The subject of wedding meals and the government’s ban on them has received a lot of attention in the past few years. In order to assess the effectiveness of these restrictions and their consequent impact on the expenses of the people, Gallup Pakistan conducted a comprehensive survey in 2006 on the subject. It was during this time that the government was trying to enforce the ban more strictly.
In response to the question, ‘Do you favor or oppose the idea of making wedding meals one-dish?’, 68% of the respondents claimed that they were in favor of such a directive and hence 32% were against the idea of making wedding meals a one-dish affair.
When faced with the question, ‘The ban on serving meals on weddings is being enforced more strictly these days. Do you support or oppose this ban?’, 58% of the people extended their support while 42% asserted that they were against these restrictions. At the same time, however, only 12% were of the view that the prohibition was being enforced strictly, 54% were of the opinion that it was being enforced somewhat and 34% stated that it was not being implemented at all.
47% of the people also believed that the ban on wedding meals had reduced the average expenditure on weddings, 17% were of the view that the expenses on weddings had only increased and 35% felt that there had been no change. When asked about the specific wedding functions in which meals should be served, 33% said that meals should be allowed on mehndis, 65% favored the serving of food on barats and 73% wanted the government to lift the ban on serving complete meals on valimas.
These figures suggest that most of the people are in favor of this ban. This restriction, if enforced properly, could make life easier for a lot of people and decrease the average expenditure on weddings. Unfortunately, however, the government seems to have been unsuccessful in implementing this law more strictly. Some people seem to have found ways to work around it, such as serving very heavy teas and wholesome snacks, negating the principle behind this decree and completely nullifying whatever minor impact it was having on the society.

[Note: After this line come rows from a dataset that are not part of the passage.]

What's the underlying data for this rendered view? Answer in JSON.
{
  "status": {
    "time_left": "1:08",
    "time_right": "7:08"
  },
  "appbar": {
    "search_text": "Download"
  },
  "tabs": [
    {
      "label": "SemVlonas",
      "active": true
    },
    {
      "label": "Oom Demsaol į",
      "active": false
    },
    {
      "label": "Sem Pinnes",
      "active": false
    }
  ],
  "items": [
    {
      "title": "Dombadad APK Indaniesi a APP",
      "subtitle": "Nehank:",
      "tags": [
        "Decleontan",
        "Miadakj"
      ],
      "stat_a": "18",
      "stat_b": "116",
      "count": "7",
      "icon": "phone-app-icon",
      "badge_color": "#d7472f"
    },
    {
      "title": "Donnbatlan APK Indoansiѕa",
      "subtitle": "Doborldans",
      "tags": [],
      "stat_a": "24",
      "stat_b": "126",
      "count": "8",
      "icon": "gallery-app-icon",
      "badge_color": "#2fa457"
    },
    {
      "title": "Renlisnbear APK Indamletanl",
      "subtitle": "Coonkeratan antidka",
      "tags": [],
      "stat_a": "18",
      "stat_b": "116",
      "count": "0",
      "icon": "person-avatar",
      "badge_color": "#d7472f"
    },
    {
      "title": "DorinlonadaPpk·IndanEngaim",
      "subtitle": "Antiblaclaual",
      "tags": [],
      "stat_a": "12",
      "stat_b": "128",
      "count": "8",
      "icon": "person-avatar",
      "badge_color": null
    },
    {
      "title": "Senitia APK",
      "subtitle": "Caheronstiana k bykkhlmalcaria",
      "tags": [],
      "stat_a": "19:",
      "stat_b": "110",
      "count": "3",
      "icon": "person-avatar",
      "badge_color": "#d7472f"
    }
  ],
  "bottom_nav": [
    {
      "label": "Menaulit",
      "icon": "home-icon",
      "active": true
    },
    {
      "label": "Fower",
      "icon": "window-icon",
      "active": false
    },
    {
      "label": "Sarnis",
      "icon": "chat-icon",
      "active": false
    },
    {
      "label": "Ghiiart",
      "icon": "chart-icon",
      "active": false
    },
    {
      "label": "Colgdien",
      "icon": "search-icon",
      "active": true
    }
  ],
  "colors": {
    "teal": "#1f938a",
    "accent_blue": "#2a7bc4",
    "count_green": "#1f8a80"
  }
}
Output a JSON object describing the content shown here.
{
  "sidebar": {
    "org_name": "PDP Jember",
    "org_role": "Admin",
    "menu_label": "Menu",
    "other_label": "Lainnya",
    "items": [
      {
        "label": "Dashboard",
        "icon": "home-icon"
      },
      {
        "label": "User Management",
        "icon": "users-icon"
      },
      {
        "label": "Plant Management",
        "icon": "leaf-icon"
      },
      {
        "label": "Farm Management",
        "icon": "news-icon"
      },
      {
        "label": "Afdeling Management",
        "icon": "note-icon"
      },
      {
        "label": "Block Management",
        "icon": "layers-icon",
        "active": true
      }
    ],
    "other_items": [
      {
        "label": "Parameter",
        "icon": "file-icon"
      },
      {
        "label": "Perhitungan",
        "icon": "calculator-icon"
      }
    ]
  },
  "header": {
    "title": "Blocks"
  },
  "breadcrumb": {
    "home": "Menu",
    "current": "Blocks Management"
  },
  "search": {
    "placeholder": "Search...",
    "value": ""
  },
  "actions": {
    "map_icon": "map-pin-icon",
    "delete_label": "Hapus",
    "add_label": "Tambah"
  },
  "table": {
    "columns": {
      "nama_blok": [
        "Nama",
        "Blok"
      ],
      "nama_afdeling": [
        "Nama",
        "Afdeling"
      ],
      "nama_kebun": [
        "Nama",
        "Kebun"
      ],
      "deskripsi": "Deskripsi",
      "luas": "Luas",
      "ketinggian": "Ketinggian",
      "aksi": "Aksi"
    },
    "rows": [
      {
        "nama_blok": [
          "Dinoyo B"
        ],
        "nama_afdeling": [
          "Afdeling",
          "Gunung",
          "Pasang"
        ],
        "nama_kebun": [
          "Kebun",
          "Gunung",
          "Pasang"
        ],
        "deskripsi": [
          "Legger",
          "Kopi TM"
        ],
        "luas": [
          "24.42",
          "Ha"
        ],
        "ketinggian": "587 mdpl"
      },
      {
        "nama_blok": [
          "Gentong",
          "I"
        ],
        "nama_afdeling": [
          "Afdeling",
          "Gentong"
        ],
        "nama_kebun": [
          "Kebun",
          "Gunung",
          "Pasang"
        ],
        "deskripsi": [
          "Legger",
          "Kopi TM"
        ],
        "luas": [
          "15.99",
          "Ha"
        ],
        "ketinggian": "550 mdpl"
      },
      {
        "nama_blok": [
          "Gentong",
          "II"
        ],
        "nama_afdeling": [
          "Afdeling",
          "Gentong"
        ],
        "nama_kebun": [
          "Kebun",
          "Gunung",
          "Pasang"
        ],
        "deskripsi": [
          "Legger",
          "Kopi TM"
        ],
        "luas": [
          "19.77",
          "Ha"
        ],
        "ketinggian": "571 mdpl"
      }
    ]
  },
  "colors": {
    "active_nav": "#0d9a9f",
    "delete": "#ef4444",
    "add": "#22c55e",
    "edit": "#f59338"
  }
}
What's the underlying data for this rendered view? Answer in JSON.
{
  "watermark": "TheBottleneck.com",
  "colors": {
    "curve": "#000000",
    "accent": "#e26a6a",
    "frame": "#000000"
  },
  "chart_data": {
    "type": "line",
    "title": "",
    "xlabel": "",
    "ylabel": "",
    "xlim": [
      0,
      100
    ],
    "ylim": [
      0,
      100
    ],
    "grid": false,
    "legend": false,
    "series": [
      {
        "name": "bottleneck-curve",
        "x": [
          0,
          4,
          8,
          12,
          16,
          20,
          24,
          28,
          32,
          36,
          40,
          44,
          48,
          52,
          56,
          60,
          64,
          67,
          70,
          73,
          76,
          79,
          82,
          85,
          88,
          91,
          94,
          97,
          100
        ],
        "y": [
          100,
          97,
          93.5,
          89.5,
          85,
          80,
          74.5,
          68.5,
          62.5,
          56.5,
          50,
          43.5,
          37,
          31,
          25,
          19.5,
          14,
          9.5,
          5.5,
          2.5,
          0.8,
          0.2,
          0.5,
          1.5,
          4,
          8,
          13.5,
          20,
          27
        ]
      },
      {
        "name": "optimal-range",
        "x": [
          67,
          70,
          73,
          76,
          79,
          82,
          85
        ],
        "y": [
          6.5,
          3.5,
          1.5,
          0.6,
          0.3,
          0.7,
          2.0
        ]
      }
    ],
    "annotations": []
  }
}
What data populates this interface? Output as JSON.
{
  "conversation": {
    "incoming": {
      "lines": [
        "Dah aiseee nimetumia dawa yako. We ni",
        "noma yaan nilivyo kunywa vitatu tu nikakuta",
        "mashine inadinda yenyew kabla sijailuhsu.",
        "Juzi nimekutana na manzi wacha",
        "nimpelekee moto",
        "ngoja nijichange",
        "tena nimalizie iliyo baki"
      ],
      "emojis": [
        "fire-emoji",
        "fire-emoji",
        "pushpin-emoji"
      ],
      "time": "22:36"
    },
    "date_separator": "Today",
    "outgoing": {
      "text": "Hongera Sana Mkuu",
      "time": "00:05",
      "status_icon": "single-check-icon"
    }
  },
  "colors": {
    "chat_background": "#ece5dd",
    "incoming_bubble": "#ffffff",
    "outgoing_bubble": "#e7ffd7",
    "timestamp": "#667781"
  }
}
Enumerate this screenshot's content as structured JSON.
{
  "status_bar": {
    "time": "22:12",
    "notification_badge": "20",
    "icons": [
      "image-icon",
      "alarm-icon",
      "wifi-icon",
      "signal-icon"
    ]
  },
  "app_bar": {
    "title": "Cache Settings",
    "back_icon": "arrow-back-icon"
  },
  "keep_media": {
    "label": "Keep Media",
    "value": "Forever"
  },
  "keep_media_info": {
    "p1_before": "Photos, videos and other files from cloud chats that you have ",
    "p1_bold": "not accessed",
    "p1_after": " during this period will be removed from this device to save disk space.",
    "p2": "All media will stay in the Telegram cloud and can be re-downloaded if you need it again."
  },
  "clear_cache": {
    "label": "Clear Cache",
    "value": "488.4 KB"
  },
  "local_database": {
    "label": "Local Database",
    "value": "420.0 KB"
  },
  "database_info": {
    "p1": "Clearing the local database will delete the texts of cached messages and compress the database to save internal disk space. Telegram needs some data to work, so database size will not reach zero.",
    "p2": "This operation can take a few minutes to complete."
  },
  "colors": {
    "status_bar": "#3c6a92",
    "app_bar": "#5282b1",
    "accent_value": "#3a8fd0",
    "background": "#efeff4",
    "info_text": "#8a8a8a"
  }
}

These surveys and polls were conducted by Gallup Pakistan, an affiliate of Gallup International, on a sample of over 1100 respondents in urban areas of all four provinces of Pakistan. This sample was statistically selected across all ages, income groups and educational levels. The error for a sample of this kind is estimated to be +/- 5% at a 95% confidence level.